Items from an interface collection
---*---
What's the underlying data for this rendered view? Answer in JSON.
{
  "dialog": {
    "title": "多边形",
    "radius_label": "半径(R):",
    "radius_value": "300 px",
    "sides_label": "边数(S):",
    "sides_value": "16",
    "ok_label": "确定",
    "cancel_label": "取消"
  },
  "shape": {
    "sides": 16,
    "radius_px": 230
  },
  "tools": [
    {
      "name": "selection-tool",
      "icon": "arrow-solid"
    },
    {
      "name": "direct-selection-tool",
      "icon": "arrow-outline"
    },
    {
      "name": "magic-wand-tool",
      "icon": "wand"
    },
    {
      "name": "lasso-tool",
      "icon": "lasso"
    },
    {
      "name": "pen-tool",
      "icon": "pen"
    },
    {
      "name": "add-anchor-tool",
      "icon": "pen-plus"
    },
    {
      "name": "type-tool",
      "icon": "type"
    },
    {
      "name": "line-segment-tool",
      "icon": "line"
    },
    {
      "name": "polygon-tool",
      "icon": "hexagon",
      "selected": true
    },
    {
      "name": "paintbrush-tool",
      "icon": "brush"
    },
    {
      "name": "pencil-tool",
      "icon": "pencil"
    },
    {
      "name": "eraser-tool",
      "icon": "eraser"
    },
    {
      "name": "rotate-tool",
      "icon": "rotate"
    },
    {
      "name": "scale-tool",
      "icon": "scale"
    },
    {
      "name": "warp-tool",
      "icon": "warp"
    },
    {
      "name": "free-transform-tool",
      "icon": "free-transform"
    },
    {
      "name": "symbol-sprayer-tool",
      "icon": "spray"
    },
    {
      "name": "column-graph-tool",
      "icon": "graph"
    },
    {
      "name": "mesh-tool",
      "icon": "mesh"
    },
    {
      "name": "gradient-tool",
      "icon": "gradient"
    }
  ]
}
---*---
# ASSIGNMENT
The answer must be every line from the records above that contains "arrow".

# REPLY TO THE EXERCISE
      "icon": "arrow-solid"
      "icon": "arrow-outline"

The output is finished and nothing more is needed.